=== Dataset excerpts ===

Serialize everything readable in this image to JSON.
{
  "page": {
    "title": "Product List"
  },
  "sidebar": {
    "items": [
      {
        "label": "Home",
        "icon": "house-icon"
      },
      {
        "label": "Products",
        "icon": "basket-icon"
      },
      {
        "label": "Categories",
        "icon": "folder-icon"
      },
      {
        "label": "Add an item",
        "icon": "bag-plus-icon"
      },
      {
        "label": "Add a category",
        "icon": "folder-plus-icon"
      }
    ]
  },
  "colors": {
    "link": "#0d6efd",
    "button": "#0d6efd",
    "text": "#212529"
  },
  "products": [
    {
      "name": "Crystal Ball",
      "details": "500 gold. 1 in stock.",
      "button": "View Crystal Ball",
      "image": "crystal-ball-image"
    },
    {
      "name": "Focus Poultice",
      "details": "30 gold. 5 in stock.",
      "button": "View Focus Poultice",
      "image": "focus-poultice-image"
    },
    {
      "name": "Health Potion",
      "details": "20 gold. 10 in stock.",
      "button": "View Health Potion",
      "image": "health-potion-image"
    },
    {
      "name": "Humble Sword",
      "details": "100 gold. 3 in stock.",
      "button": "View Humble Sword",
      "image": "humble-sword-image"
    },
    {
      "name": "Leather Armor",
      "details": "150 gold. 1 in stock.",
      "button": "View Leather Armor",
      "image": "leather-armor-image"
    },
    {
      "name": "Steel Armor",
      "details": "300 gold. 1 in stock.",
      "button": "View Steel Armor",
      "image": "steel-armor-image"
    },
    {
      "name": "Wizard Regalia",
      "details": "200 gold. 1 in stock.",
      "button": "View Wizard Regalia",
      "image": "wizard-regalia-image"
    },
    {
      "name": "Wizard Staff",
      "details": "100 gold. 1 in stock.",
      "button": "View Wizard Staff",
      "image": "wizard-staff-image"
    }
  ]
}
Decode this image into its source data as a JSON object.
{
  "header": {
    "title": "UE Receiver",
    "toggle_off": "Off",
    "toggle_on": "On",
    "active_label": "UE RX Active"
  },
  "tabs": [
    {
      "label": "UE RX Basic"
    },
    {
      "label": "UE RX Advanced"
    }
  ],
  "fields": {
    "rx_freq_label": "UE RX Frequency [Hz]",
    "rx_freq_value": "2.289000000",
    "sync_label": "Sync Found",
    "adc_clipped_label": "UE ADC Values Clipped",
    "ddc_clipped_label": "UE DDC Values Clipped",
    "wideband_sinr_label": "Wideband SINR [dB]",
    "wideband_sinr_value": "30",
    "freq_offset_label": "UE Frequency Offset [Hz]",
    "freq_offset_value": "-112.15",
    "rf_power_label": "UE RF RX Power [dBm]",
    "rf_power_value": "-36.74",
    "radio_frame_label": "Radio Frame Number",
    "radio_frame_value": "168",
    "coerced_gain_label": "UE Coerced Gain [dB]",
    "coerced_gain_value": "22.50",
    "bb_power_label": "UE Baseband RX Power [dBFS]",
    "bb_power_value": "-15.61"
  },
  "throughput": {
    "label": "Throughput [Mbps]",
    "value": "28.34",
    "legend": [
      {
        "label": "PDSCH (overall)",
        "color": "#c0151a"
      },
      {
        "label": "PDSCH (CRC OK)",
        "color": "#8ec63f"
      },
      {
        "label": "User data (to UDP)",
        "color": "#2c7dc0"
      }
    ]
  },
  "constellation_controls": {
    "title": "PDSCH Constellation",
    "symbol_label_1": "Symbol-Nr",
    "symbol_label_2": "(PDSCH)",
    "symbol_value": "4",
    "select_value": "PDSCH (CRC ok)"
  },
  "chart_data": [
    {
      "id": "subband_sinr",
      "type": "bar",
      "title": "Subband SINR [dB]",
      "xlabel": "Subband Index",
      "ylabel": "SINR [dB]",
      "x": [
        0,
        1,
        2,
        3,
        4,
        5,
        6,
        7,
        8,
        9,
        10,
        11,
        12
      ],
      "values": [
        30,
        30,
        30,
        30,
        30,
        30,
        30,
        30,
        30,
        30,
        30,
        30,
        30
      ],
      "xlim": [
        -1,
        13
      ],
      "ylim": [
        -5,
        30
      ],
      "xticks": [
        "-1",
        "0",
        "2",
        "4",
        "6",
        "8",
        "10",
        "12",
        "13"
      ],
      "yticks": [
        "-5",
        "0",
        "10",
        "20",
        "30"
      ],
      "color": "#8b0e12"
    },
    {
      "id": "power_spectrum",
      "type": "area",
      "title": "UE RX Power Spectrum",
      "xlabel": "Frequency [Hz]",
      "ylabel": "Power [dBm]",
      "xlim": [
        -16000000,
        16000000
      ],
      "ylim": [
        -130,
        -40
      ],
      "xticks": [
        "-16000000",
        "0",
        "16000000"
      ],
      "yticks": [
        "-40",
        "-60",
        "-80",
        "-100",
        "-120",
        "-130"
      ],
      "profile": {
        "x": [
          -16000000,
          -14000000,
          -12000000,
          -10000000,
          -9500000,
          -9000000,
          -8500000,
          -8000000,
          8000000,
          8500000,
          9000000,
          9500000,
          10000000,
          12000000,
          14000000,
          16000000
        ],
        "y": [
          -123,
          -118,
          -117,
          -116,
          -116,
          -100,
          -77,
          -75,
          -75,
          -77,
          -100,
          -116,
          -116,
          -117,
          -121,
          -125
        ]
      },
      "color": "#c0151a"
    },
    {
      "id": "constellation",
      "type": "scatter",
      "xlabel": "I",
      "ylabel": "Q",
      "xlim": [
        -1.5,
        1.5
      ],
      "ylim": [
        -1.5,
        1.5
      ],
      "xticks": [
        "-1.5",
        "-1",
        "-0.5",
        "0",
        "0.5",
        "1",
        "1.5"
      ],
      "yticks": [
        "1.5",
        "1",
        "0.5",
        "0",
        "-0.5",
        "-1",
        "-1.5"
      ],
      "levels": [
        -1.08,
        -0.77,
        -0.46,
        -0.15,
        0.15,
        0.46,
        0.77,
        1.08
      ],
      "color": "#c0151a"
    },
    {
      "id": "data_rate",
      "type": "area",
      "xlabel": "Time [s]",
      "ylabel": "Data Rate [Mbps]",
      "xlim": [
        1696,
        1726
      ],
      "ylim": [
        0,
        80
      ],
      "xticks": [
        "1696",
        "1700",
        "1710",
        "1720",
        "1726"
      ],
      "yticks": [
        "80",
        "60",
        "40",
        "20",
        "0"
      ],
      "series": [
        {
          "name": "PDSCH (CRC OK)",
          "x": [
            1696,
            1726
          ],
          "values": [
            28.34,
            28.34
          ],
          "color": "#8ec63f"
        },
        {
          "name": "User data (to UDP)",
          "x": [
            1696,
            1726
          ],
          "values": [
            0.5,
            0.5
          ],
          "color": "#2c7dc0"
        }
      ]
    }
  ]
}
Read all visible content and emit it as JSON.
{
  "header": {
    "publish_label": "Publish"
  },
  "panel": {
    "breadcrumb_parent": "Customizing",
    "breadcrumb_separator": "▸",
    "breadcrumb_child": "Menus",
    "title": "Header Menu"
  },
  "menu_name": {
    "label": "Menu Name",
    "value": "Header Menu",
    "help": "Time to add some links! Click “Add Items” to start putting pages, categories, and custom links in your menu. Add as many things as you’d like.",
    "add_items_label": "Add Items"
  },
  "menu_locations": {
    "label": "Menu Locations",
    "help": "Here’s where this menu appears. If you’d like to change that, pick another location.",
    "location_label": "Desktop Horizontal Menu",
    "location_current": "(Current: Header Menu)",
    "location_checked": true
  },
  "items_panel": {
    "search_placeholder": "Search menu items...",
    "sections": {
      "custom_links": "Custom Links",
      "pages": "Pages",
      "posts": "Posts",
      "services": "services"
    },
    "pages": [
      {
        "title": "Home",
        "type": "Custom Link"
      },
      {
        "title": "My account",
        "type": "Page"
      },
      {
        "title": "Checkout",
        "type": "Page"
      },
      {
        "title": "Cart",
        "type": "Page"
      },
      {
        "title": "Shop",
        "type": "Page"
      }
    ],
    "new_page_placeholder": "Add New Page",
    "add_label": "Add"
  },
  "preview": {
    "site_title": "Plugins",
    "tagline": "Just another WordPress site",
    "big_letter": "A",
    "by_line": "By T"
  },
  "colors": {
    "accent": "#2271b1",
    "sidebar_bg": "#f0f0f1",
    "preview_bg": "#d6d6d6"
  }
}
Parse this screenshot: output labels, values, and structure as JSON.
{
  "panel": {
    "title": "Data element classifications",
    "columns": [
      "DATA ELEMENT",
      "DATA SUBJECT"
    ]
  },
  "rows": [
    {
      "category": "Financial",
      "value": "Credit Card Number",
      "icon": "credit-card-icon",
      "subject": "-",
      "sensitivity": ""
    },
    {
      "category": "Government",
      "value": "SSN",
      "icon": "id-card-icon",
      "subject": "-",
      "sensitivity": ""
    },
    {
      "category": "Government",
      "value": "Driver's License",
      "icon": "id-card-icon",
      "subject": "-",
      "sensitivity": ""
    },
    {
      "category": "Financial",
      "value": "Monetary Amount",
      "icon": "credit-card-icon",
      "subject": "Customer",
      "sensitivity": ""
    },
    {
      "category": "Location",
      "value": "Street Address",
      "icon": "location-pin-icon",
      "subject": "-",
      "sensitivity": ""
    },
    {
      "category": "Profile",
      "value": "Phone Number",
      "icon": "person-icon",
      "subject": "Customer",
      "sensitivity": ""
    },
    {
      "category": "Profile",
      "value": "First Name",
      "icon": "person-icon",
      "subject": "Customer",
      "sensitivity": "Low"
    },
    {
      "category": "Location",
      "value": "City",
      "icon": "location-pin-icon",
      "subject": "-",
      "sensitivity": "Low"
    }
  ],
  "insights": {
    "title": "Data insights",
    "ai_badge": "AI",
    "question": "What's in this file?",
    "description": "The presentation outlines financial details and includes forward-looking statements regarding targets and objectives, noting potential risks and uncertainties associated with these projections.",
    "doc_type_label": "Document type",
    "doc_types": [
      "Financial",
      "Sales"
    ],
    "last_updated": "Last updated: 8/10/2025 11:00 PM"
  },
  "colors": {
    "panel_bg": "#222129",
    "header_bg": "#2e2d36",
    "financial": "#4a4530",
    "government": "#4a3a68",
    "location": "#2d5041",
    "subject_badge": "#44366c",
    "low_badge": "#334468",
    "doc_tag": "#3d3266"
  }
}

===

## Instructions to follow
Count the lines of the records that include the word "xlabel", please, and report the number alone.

## Answer below
4